In the US and Canada, anti-spam laws have been put in place to protect consumers from unsolicited, unwanted, or misleading emails, and non-compliance can result in hefty penalties. These laws are not limited to questionable advertising and adult-themed messages, as you might think. CAN-SPAM (the U.S. anti-spam law) applies to “any electronic mail message, the primary purpose of which is the commercial advertisement or promotion of a commercial product or service.” It applies not only to your lead generation emails, but it also applies to your newsletters, product updates, and nearly every email you send. What’s not covered are transactional or relationship messages, such as receipts or alerts about service expirations.
So how can a responsible marketer or sales rep stay on the good side of the law? Here’s a quick primer on the federal laws for both the US and Canada.
CAN-SPAM for the US
CAN-SPAM has been in effect for over a decade and operates on an opt-out (vs. Canada’s opt-in) model for permissions. CAN-SPAM requires much less effort to comply with, however, it only applies to emails sent within, or to recipients in the United States. The key requirements of the law are: 1) clearly state your business’s location, 2) avoid deceptive header and subject line information, and 3) offer a way for recipients to unsubscribe.
The CAN-SPAM Act requires the Commission to issue regulations “defining the relevant criteria to facilitate the determination of the primary purpose of an electronic mail message.” The CAN-SPAM Act applies almost exclusively to “commercial electronic mail messages”.
CASL for Canada
Canada’s anti-spam legislation (CASL) is the federal law dealing with spam and other electronic threats. It is meant to protect Canadians while ensuring that businesses can continue to compete in the global marketplace.

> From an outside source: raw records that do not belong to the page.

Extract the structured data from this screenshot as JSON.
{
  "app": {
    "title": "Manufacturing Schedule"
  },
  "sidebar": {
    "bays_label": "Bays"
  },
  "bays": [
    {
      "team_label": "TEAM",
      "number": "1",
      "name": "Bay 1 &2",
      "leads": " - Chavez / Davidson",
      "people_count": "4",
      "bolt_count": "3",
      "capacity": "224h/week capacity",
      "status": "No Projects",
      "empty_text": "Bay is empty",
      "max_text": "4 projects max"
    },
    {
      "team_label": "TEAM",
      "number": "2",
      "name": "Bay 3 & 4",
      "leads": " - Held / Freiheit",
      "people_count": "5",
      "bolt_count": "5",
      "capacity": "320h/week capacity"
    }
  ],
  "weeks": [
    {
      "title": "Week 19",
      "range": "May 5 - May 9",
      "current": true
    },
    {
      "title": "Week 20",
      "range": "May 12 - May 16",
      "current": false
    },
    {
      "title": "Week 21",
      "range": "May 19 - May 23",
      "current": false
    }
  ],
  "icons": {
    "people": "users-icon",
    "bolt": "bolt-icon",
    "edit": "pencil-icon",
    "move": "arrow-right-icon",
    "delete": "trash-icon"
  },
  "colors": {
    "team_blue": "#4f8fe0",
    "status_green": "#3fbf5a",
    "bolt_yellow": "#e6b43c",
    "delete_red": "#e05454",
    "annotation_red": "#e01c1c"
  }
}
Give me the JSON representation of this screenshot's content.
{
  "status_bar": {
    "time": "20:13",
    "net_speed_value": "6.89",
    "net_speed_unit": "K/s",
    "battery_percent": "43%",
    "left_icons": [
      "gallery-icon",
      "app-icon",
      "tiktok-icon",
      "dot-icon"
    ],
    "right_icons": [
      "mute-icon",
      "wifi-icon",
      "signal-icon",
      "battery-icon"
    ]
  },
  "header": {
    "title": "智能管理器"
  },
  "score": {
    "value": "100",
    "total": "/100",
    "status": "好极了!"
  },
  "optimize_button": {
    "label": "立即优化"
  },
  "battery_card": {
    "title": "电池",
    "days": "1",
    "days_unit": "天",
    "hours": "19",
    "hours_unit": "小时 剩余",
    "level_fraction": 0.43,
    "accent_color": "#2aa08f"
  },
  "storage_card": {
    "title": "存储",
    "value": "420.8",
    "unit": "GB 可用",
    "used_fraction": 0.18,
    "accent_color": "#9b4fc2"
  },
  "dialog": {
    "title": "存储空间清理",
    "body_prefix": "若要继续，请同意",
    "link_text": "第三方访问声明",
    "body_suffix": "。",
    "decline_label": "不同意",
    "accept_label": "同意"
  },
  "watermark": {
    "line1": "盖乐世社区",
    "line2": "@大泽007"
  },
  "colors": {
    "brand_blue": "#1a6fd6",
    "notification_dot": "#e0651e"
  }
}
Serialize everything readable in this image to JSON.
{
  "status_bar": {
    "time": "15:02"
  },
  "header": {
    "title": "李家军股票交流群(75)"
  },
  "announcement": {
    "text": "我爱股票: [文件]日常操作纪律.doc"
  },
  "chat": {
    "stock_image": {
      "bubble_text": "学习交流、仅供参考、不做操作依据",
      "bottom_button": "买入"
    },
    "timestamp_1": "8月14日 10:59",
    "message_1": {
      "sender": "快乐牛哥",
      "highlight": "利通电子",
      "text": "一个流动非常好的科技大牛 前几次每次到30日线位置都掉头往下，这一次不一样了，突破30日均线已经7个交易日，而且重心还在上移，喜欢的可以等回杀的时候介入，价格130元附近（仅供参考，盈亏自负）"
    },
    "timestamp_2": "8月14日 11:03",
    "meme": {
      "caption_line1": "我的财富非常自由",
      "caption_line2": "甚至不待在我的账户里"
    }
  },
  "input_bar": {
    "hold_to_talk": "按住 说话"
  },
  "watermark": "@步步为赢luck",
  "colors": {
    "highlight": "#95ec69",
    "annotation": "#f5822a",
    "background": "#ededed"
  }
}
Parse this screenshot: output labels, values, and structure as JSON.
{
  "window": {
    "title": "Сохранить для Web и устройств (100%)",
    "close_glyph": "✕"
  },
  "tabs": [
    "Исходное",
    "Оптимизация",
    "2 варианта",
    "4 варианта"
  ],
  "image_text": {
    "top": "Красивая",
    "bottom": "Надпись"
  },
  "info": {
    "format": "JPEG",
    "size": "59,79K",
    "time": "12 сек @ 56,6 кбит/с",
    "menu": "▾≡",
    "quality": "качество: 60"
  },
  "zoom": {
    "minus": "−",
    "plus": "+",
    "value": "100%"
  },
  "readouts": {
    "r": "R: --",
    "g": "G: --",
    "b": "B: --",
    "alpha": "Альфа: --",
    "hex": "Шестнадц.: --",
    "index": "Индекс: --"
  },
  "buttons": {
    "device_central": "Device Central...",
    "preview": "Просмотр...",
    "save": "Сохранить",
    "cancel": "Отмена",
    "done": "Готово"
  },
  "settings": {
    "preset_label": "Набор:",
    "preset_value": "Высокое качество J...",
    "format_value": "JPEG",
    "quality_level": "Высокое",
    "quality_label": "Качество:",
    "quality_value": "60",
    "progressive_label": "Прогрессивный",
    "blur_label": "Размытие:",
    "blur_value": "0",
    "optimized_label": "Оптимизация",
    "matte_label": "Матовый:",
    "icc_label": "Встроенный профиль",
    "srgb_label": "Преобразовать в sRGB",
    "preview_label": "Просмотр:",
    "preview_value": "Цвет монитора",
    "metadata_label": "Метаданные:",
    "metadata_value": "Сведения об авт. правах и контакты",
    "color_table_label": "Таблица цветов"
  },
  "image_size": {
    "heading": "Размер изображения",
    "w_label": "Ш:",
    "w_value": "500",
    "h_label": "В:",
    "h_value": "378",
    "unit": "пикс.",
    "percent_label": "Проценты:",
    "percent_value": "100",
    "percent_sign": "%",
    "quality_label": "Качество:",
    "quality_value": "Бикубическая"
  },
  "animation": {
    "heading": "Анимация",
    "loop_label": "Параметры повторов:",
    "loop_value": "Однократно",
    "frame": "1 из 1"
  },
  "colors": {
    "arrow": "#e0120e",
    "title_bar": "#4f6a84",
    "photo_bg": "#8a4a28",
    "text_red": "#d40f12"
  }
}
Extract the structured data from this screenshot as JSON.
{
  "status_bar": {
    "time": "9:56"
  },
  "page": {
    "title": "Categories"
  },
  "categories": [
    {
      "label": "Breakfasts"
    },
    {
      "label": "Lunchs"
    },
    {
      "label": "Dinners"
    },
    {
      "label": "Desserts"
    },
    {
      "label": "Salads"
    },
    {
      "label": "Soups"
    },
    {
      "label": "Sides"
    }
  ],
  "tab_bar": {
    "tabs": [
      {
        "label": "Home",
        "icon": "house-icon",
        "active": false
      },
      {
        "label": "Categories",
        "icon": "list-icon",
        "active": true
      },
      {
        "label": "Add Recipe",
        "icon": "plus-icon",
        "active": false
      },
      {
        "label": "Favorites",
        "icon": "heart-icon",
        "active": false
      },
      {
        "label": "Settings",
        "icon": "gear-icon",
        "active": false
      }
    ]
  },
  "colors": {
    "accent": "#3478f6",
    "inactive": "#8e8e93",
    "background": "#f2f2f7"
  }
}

The Office of the Privacy Commissioner of Canada (OPC) shares responsibility for enforcing CASL with the Canadian Radio-television and Telecommunications Commission (CRTC) and the federal Competition Bureau.
When CASL came into force, it introduced a number of changes to the Personal Information Protection and Electronic Documents Act (PIPEDA). Explore the links on this page to learn more about the OPC’s responsibilities under CASL.
For full details on CASL and the roles of our partners, visit the “fightspam.gc.ca” website.
If you are looking for information about how to deal with or prevent spam see our Spam topic page.
Anti-Spam Laws at a Glance
|Acronym Meaning||Controlling the Assault of Non- Solicited Pornography and Marketing||Canada’s Anti-Spam Law|
|Acceptable Permission||Opt-out: Send an email and remove from the list if recipient unsubscribes||Opt-in: Get permission before sending emails.
|Effective Date||December 2003||July 1, 2014, with a noncompliance grace period until July 1, 2017, at which time enforcement will begin.|
|Media Covered||Email, SMS, Social Media|
|Applies To||Recipients in the US||Recipients in Canada|
|Enforcers||Federal Trade Commission (FTC)||Canadian RadioTelevision Telecommunications Commission (CRTC), Privacy Commissioner of Canada, Competition Bureau.|
|Best Practices Guide||“CAN-SPAM Compliance: Breaking it Down,” from SendGrid https://sendgrid.com/blog/can-spam-compliance-breaking/||
“Manage the Message,” from Deloitte https://www2.deloitte.com/content/dam/Deloitte/ca/Documents/risk/ca-en-ers-spr-canada-anti-spam.pdf
Click here to understand how these regulations apply to email addresses provided by InsideView.